ARYZTA has said its key priority is turning around the struggling North American business where the bakery company’s volumes fell twice as fast as those in Europe.

Chief executive Kevin Toland made the remarks on a call with analysts following the release this morning of the Swiss-Irish bakery firm’s six-month results through January, which noted how the North America division was also “significantly behind” in terms of EBITDA. 

Organic revenues fell in Europe and North America, Aryzta’s two largest markets, where the latter accounted for 42% of the group total and 32% of EBITDA, based on the latest figures. It was a different story in the company’s rest of the world division as revenues increased.

Volumes in North America declined 6% during the half, more than the 3.6% drop for the group as a whole and a 2.8% decrease in Europe. However, despite the increasing threat to global businesses from the spread of coronavirus, which erupted in China late in December, Aryzta said so far it had not seen any impact across all geographical divisions and would be in a better position to update markets when its third-quarter results are issued.

In North America, Toland has resisted calls from some analysts to exit the region, where Aryzta has been struggling for some time. Today, the company revised its “near- to medium-term” outlook for the underlying EBITDA margin for the division to “high-single digits” as organic revenues in North America declined 5.3% to EUR704m (US$801.7m) based on a group result of EUR1.66bn, a drop of 2.5%. 

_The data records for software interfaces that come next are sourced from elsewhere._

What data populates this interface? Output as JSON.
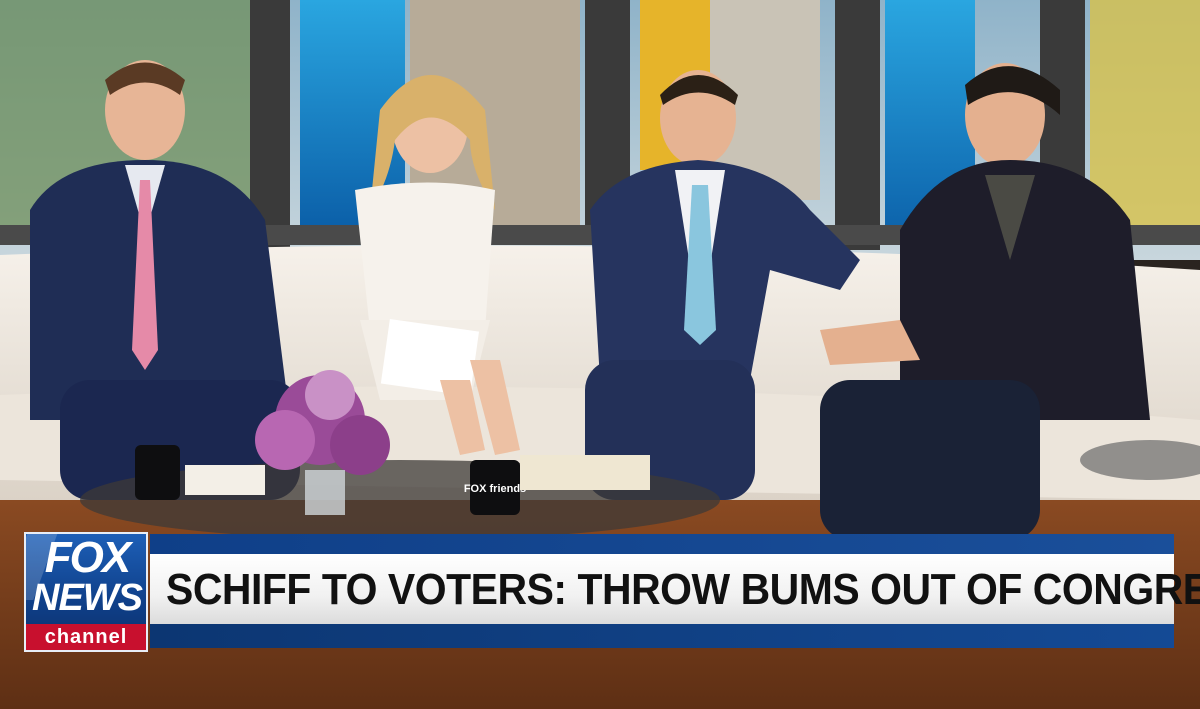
{
  "broadcast": {
    "network_logo": {
      "line1": "FOX",
      "line2": "NEWS",
      "line3": "channel"
    },
    "headline": "SCHIFF TO VOTERS: THROW BUMS OUT OF CONGRESS",
    "mug_logo": "FOX friends"
  },
  "colors": {
    "fox_blue": "#1d5fb7",
    "fox_red": "#c8102e",
    "banner_white": "#ffffff"
  }
}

The company could not provide an accurate yardstick for comparison given a move to apply IFRS16 accounting principles last August. Aryzta would only say it expects group underlying EBITDA to improve this year before the effects of IFRS, assuming “no material or prolonged impact” from coronavirus. Still, it expects positive organic revenue growth in North America in its fourth quarter.

Aryzta is striving to breathe new life into its North America business where Toland reiterated how he had expected revenues to be “bumpy” in the first two quarters before picking up in the second half. The company has been consolidating manufacturing capacity with the closure of three North American bakeries to add to the two shut down in Europe but, at the same time, is bolstering efforts to increase automation across all its sites.

The group aims to focus on what it calls its core categories in North America: artisan breads, doughnuts, buns, cookies and laminated doughs.

“With a clear strategy in North America that needs to be fully implemented, we are convinced that we are taking the necessary steps to build a strong successful business that will be a core contributor to the improvement of the overall group performance and its future growth prospects,” Toland told analysts.

Aryzta’s biggest earner in North America is quick-service restaurants (44% weighting) but it was where the company felt the most impact, with organic revenues down 6.6%, or $24m. The “large” retail segment (29%) fell 4.1% or $10m, while other foodservice (24%) revenue declined 5%, or again $10m. Convenience and independent retail (3%) rose 0.6%.

In QSR, the revenue loss was put down to one “major” customer and some “channel weakness”, while retail was attributed to the “resignation” of low-margin business. For foodservice, Aryzta said the decline was due to “ongoing issues in a challenging sector”.

But having so much exposure to QSR and foodservice puts Aryzta at risk from the coronavirus outbreak, particularly given the experience in China, which has essentially gone into shutdown to stem its spread.

Toland noted how the impact outside the business is so far concentrated in the out-of-home segment in Asia and Aryzta is in the process of assessing contingency steps. The company is “monitoring a rapidly evolving situation, actively assessing its consequences”.

He continued: “Clearly, it presents a risk given the nature of our business and we will be better placed to assess that risk in our Q3 2020 update.

“We haven’t seen a sales collapse so far. As the situation expands into other countries it will depend on which countries, how long and how deep, but it’s impossible to assess the material reality of that as this point. What we have seen, with the exception of foodservice, is a degree of resilience so far in other channels.”